ACTIVITY »
Each line in the entries below that holds the string "duration" must be copied.

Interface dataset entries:
━━━━━━━━

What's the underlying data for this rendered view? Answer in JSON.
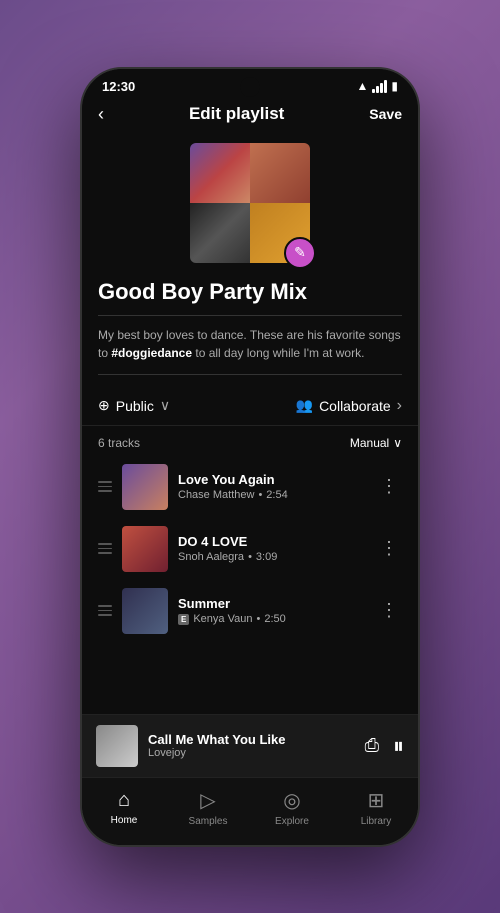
{
  "statusBar": {
    "time": "12:30",
    "wifiLabel": "wifi",
    "signalLabel": "signal",
    "batteryLabel": "battery"
  },
  "header": {
    "backLabel": "<",
    "title": "Edit playlist",
    "saveLabel": "Save"
  },
  "playlist": {
    "name": "Good Boy Party Mix",
    "description": "My best boy loves to dance. These are his favorite songs to ",
    "hashtag": "#doggiedance",
    "descriptionSuffix": " to all day long while I'm at work.",
    "visibility": "Public",
    "collaborateLabel": "Collaborate",
    "trackCount": "6 tracks",
    "sortLabel": "Manual"
  },
  "tracks": [
    {
      "name": "Love You Again",
      "artist": "Chase Matthew",
      "duration": "2:54",
      "explicit": false,
      "artStyle": "track-art-1"
    },
    {
      "name": "DO 4 LOVE",
      "artist": "Snoh Aalegra",
      "duration": "3:09",
      "explicit": false,
      "artStyle": "track-art-2"
    },
    {
      "name": "Summer",
      "artist": "Kenya Vaun",
      "duration": "2:50",
      "explicit": true,
      "artStyle": "track-art-3"
    }
  ],
  "nowPlaying": {
    "title": "Call Me What You Like",
    "artist": "Lovejoy",
    "artStyle": "np-art"
  },
  "bottomNav": [
    {
      "id": "home",
      "label": "Home",
      "icon": "⌂",
      "active": true
    },
    {
      "id": "samples",
      "label": "Samples",
      "icon": "▷",
      "active": false
    },
    {
      "id": "explore",
      "label": "Explore",
      "icon": "◎",
      "active": false
    },
    {
      "id": "library",
      "label": "Library",
      "icon": "⊞",
      "active": false
    }
  ],
  "icons": {
    "globe": "⊕",
    "people": "👥",
    "chevronDown": "∨",
    "chevronRight": "›",
    "moreVert": "⋮",
    "cast": "⎙",
    "pause": "⏸",
    "pencil": "✎"
  }
}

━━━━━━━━

SOLUTION TO THE EXERCISE »
      "duration": "2:54",
      "duration": "3:09",
      "duration": "2:50",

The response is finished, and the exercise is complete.